Associated Content is a portal for writers. Carolyn R. Scheides is an AC writer. Yesterday she posted a piece called, How to Travel With a Disability. Although she has been publishing with AC since February this seems to be the first time she has self-identified as disabled and taken on the topic of travel with a disability here.
Congratulations Carolyn. Keep adding the voice of your experience to the growing dialogue on this topic. People are listening.
P. J. Bremier reflects on Marin County, California where green and Universal Design seem have to diverged rather than converged as in so many other parts of the world:
A few years ago, it seemed that universal design was the wave of the future. It was an approach that considered accessibility and safety in homes, especially for seniors and those with impaired mobility.

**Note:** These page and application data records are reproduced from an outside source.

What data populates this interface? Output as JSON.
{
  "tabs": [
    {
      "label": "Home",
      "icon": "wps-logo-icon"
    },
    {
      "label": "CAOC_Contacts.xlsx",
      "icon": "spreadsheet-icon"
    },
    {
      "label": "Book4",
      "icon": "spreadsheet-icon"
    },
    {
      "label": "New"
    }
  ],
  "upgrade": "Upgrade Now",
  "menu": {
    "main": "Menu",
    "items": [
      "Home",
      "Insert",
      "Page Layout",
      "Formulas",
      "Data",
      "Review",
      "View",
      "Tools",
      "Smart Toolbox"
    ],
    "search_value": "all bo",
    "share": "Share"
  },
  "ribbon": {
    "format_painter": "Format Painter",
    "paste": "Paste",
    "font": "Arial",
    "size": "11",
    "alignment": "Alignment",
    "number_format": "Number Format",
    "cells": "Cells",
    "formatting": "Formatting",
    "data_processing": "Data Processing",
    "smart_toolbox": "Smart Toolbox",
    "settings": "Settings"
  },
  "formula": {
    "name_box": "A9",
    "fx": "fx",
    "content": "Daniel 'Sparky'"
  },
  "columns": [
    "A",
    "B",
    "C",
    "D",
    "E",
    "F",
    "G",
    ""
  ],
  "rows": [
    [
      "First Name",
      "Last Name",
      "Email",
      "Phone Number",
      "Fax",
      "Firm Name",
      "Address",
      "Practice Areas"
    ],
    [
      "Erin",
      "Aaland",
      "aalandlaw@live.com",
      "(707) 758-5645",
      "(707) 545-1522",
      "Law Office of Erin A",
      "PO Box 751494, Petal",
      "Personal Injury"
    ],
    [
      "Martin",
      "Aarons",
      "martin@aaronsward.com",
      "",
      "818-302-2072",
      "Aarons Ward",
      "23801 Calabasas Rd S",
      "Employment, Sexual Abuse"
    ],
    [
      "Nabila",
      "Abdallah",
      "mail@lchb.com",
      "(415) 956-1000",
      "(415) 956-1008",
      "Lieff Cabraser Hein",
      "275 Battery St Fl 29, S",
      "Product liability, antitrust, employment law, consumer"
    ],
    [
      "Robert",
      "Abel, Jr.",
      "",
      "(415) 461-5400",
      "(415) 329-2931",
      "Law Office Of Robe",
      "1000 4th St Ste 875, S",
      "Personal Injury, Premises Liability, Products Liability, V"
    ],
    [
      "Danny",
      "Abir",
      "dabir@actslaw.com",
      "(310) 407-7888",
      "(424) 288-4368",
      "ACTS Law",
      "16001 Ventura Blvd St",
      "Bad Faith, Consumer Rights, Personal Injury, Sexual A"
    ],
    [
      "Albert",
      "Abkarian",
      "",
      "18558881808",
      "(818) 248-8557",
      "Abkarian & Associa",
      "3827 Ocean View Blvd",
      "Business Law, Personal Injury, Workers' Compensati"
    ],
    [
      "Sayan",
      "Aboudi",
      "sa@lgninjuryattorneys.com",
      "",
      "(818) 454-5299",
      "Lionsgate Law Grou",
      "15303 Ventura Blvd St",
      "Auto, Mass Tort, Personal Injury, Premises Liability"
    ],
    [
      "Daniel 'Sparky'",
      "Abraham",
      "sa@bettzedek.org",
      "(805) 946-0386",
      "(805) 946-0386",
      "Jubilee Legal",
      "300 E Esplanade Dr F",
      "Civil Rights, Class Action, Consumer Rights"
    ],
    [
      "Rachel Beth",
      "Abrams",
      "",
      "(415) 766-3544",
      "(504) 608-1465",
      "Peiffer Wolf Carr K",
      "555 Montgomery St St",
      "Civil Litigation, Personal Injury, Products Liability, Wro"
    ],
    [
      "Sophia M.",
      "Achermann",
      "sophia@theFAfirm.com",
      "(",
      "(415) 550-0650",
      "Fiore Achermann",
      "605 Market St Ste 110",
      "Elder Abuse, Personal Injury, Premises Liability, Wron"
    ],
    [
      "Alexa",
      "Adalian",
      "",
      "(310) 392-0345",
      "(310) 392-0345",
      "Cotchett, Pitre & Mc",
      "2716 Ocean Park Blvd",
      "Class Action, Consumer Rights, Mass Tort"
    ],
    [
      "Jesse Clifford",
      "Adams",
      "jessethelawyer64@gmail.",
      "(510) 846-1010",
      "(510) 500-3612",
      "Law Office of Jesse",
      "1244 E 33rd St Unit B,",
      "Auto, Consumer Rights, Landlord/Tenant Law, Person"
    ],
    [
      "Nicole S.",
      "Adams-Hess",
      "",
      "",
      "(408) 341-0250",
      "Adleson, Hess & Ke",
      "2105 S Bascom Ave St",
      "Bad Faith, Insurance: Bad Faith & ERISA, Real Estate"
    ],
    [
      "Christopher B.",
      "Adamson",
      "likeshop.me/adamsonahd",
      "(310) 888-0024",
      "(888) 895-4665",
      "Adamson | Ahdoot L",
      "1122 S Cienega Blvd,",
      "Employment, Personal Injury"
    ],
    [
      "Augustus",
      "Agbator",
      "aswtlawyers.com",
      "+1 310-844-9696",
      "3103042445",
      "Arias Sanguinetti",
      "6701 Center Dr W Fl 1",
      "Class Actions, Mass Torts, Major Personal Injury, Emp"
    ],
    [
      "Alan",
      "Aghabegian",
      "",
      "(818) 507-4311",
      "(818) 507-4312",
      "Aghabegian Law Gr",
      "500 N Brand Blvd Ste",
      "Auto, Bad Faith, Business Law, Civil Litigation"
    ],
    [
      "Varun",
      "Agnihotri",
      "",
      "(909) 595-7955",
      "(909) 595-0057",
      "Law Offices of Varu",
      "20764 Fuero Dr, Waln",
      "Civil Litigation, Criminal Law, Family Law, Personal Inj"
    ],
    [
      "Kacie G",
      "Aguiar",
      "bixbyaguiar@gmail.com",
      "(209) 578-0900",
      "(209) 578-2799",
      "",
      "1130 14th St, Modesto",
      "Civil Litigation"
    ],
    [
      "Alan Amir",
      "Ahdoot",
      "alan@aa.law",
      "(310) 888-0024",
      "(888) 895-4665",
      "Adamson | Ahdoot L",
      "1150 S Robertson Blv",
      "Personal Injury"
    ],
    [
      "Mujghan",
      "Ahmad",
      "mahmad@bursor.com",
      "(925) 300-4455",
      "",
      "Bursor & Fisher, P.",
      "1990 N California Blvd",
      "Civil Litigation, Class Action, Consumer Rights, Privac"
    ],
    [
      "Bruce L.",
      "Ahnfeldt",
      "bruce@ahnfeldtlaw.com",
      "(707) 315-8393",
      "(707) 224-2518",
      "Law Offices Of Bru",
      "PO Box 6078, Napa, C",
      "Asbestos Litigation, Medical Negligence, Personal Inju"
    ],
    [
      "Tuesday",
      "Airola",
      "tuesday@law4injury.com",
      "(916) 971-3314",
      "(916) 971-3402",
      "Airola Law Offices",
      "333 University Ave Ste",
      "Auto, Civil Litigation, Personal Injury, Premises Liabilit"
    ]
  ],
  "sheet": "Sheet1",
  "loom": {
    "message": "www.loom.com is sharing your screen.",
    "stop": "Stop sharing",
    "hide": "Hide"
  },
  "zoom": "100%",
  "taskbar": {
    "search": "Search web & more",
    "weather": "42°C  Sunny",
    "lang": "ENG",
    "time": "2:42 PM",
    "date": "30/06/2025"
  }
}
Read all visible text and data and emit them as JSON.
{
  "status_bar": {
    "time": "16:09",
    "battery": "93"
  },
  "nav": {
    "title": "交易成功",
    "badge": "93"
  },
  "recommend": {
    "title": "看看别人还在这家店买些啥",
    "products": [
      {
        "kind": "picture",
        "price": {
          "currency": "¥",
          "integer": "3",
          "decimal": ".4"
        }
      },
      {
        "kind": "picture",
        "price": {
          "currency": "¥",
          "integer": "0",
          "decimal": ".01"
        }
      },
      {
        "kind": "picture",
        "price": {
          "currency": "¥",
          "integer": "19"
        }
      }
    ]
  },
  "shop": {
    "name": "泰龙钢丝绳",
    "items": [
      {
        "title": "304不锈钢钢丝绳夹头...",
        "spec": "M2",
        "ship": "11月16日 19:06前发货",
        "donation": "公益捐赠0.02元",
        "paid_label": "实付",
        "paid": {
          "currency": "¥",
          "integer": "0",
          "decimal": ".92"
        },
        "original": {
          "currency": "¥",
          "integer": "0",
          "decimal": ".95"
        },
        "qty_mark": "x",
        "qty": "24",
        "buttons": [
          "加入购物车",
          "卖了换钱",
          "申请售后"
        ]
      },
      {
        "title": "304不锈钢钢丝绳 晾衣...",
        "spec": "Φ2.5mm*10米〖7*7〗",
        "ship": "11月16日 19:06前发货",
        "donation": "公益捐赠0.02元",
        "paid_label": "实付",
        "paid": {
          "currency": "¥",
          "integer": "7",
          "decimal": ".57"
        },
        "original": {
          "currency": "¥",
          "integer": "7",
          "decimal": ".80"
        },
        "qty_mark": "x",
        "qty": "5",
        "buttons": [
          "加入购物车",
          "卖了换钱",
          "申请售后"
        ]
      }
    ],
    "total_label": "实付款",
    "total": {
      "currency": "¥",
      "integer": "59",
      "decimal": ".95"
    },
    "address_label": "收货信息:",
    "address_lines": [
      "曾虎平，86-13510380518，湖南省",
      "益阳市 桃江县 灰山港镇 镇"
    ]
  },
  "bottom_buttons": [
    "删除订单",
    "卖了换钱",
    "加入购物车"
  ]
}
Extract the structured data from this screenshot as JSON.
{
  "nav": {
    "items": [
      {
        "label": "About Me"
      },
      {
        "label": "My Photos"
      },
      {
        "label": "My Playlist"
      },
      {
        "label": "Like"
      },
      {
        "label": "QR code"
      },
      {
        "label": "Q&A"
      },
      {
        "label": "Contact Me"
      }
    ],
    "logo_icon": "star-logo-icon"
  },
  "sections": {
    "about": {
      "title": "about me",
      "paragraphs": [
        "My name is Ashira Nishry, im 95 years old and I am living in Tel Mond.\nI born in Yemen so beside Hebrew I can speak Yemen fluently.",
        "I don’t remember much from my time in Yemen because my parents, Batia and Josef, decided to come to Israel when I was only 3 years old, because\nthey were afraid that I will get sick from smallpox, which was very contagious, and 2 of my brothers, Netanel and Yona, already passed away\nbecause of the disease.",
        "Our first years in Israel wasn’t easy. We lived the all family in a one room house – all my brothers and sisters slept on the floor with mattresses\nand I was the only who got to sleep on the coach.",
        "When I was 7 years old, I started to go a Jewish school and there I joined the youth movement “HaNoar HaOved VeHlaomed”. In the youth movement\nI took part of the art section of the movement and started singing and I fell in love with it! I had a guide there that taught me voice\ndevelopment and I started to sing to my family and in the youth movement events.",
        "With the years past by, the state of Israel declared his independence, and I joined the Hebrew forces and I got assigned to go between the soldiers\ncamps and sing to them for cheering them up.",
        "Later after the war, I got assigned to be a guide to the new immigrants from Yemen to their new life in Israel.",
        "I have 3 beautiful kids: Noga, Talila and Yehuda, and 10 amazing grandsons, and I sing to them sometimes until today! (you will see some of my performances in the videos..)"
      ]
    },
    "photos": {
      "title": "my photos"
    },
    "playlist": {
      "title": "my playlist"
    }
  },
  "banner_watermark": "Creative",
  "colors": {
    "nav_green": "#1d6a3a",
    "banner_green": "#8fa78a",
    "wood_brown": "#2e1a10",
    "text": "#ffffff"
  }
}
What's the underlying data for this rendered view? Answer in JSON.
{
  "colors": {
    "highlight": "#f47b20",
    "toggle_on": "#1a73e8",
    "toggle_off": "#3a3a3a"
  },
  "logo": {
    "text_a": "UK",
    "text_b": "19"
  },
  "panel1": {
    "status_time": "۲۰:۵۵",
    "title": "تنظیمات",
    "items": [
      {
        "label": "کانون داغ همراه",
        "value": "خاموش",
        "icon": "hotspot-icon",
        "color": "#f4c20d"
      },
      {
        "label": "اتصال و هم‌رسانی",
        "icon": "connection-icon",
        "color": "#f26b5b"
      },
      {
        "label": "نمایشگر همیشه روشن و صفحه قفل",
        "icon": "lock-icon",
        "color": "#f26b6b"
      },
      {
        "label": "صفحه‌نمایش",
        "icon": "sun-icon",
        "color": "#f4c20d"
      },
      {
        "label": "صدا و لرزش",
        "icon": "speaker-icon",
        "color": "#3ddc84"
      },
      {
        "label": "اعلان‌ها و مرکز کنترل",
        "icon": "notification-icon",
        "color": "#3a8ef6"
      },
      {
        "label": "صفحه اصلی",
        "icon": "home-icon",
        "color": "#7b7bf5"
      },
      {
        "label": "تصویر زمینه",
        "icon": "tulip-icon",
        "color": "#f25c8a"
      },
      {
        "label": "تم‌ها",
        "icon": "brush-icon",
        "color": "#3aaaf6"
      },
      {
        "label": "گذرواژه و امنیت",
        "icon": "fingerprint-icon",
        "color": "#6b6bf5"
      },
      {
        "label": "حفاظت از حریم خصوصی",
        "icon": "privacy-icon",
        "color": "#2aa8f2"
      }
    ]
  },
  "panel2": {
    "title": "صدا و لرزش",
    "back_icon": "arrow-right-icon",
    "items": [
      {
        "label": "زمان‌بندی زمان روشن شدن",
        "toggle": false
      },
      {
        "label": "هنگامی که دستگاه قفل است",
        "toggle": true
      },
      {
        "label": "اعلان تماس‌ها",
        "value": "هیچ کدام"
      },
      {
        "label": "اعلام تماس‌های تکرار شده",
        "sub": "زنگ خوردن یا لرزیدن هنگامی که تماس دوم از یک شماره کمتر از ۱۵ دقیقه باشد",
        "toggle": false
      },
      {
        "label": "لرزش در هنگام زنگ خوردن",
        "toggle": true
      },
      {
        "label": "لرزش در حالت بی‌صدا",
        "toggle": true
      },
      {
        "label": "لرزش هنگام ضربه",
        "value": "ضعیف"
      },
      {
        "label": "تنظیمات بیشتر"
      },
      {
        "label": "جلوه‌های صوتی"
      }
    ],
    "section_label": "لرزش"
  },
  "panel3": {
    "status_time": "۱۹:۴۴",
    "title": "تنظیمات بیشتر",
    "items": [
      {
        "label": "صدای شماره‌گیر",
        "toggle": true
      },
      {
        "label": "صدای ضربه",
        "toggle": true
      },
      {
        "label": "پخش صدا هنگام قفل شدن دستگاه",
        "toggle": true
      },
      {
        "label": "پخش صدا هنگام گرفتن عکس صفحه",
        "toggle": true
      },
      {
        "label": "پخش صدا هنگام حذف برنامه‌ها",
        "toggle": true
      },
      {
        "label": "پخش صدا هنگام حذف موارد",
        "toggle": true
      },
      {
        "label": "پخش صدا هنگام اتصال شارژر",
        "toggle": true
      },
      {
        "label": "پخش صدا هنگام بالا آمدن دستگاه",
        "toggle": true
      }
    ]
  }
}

It made sense not only because of our aging population but because anyone could have a temporarly health problem or injury and have to rely on crutches. And yet home designs with accessibility and safety in mind seem to have been left behind in the energetic response to the worldwide green design movement.
Building green is about saving resources, sensible choices and creating a healthy living environment. But if these large, multistory homes are decked in eco-friendly clothes but don't feature an awareness of the future, they can't serve our generation-spanning population.
In 2002, the National Association of Home Builders developed a certification program aimed at training contractors on the unique needs of the elderly and how to modify their homes to make them safe. In the five years since, more than 1,000 builders, architects, home remodelers and other professionals have signed up for NAHB's three-day aging-in-place course.
Certified aging-in-place specialists, or CAPS, follow many of the principles of Universal Design, which aims to accommodate users of all sizes and abilities.
Read more in a series on Universal Design as a solution to aging-n-place at Moving On: With new products, renovations, seniors can stay home.
Resources are available for developing inclusive Tourism in the Communauté d'agglomération Pays Voironnais region of the Rhone-Alps. For the article in French see here.
Statistics show that the incidence of disability as a consequence of aging is decreasing in the US. We also know that these benefits still correlate strongly to income. The more affluent the less likely one is to be disabled. The following interview offers an insight into where disablement, income, travel, and medicine intersect. David Williams of the World Health Care Blog interviews Josef Woodman, author of Patients Beyond Borders.
David: Did you have a prototypical patient in mind when you wrote the book?
Josef: There are two types of medical tourists. One is the cosmetic surgery crowd and the Beverly Hills, Chevy Chase crowd. They head down to Brazil. They’ve got their own network. They spend probably twice and three times the amount they’d spend in America and come back home and brag about it. That’s a relatively low number. That’s not the crowd that we addressed.The crowd that we saw repeatedly in these hospitals were part of the 46 million uninsured and another 30 million under or partially insured. These are folks that are aging into expensive medical procedures, and they find themselves financially challenged. They’re in the middle class. They’re in the upper working class. They don’t want to have to sell their home or sell their small business just to pay for an expensive procedure.
INVITATION TO PARTICIPATE IN A RESEARCH STUDY
The Built Environment's Influence on Performance of Routine Activities
A research team at the Center for Inclusive Design and Environmental
Access (IDEA) is currently conducting a federally funded study on how
the built environment influences people's ability to perform routine
The research study uses online surveys to identify activities that are
most problematic for people in three built environments: Public
Buildings, Public Streets and Residential Environments. Follow-up
surveys then evaluate how well specific architectural design features
remedy those problems.
Individuals who participate in the online surveys will be eligible for
random drawings of $100 cash prizes as well as a $500 grand prize.
Participants will also be invited to join message board discussions
where they can share ideas and talk about topics of mutual interest.